↓↓↓
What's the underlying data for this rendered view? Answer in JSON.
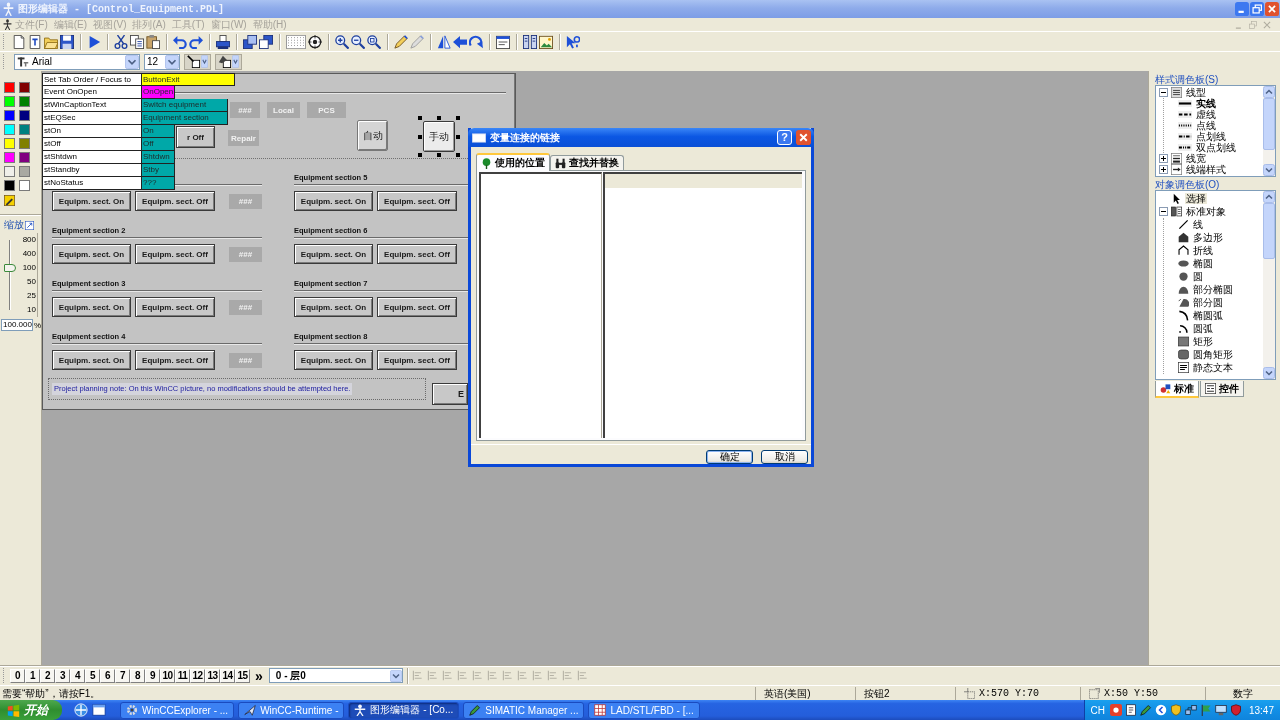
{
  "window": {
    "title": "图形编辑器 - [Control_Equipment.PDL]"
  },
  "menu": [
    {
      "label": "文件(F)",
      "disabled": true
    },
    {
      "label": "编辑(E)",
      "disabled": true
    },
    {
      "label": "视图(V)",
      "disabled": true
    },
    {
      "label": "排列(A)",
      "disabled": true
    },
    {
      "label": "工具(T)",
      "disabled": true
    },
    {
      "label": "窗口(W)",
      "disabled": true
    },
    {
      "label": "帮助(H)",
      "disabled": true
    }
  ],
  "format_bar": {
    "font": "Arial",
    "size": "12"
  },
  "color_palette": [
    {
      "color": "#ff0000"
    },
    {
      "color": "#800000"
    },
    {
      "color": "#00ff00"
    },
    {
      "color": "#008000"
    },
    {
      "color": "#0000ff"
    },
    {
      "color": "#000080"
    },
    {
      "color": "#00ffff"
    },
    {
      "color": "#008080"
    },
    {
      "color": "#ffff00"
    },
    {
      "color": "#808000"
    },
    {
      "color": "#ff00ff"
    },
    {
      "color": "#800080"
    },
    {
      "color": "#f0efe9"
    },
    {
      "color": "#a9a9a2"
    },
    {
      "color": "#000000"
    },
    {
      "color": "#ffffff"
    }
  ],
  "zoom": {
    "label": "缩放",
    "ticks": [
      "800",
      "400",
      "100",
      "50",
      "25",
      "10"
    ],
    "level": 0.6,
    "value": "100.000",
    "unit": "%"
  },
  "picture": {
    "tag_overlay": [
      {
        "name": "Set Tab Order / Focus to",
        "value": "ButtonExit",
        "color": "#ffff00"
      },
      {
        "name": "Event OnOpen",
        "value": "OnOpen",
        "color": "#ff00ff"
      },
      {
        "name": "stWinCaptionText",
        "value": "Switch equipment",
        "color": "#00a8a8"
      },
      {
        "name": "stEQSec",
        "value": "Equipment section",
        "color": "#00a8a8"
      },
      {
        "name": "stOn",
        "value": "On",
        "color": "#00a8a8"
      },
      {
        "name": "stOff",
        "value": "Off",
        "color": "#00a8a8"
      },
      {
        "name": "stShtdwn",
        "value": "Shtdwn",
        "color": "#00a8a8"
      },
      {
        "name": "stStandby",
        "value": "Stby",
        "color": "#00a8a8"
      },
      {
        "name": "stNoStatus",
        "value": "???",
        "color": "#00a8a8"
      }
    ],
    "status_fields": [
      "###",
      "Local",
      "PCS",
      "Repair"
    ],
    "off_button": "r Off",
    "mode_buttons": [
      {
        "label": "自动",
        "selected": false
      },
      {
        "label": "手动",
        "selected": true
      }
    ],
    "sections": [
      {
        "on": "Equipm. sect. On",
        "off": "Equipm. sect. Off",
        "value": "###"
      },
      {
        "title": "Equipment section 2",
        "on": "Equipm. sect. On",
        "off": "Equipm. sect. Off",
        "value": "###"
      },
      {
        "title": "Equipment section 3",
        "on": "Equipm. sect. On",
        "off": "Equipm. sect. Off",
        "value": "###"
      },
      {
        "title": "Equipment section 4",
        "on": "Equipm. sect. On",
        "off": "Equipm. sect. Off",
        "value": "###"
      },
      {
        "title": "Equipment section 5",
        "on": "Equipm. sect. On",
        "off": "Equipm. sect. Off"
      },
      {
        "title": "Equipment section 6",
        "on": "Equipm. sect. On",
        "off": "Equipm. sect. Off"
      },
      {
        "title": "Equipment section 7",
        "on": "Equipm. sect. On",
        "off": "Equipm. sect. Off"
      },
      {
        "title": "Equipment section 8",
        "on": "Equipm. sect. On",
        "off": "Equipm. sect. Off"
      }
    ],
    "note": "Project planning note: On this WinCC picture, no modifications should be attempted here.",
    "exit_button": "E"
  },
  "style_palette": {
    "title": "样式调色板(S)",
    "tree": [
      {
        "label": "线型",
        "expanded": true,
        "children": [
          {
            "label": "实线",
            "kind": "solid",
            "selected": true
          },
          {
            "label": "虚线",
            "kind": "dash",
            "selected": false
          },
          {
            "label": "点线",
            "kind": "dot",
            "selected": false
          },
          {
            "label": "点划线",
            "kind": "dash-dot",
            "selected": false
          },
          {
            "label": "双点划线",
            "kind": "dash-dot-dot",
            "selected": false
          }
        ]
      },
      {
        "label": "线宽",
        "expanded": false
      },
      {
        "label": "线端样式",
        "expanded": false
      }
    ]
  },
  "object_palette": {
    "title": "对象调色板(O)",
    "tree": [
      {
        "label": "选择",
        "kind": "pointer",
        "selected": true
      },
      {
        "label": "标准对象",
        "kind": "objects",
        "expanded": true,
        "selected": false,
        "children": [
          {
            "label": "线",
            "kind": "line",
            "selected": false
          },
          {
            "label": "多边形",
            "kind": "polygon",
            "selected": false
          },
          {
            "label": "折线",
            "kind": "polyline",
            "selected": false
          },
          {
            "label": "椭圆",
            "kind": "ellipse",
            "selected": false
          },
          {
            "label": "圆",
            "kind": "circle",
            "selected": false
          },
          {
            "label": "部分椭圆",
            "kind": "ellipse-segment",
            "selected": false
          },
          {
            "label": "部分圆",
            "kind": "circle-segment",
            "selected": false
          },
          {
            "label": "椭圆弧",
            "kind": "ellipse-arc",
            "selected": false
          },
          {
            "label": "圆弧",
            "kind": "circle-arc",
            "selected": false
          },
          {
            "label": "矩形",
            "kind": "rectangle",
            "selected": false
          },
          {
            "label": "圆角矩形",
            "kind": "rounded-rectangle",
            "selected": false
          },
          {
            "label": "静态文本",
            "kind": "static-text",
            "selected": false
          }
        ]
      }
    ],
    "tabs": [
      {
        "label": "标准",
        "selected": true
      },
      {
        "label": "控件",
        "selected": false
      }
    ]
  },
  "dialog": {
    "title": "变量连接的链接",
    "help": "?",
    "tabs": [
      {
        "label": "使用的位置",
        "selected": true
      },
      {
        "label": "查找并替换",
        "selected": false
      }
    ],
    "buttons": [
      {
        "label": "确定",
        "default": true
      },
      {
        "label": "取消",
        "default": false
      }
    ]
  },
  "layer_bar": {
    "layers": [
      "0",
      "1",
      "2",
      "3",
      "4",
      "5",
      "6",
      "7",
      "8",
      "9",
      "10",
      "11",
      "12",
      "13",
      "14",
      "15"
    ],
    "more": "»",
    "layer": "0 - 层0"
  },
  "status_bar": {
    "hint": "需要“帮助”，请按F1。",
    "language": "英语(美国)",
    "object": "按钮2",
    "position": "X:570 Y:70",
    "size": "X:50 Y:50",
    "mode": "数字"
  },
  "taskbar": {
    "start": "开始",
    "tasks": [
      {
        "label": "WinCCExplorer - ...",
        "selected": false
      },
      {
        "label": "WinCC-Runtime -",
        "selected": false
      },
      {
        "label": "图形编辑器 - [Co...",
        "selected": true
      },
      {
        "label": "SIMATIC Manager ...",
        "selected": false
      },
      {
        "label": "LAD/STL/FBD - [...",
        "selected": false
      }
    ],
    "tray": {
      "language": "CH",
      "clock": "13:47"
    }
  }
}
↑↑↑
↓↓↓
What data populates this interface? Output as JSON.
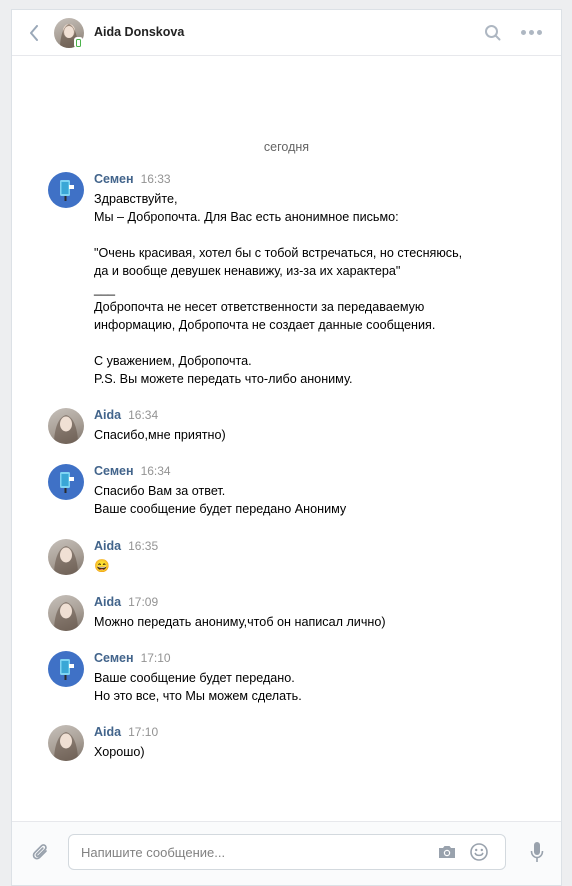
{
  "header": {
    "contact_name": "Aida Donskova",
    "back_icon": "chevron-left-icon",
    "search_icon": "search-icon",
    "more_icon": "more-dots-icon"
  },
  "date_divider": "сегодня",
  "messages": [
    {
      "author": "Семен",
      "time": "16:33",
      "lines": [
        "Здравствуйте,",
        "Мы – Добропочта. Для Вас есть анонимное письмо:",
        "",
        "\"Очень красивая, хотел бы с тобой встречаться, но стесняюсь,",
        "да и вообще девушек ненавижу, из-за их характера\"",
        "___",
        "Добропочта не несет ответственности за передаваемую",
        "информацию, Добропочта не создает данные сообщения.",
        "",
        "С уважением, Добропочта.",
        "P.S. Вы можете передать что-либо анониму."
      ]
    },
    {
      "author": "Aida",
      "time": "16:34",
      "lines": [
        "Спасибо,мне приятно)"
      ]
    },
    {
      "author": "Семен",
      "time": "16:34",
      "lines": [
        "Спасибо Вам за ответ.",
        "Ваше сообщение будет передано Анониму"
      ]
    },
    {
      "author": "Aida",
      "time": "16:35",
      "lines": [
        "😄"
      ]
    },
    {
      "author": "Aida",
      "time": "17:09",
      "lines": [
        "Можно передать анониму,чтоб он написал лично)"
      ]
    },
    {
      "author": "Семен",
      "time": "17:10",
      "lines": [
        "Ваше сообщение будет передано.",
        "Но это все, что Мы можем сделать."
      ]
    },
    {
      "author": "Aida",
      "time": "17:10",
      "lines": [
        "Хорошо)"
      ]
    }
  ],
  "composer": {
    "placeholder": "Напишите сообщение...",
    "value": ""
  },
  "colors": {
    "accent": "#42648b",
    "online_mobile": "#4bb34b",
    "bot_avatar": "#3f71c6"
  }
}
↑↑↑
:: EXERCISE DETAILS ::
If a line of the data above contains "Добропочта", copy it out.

:: TASK OUTPUT ::
        "Мы – Добропочта. Для Вас есть анонимное письмо:",
        "Добропочта не несет ответственности за передаваемую",
        "информацию, Добропочта не создает данные сообщения.",
        "С уважением, Добропочта.",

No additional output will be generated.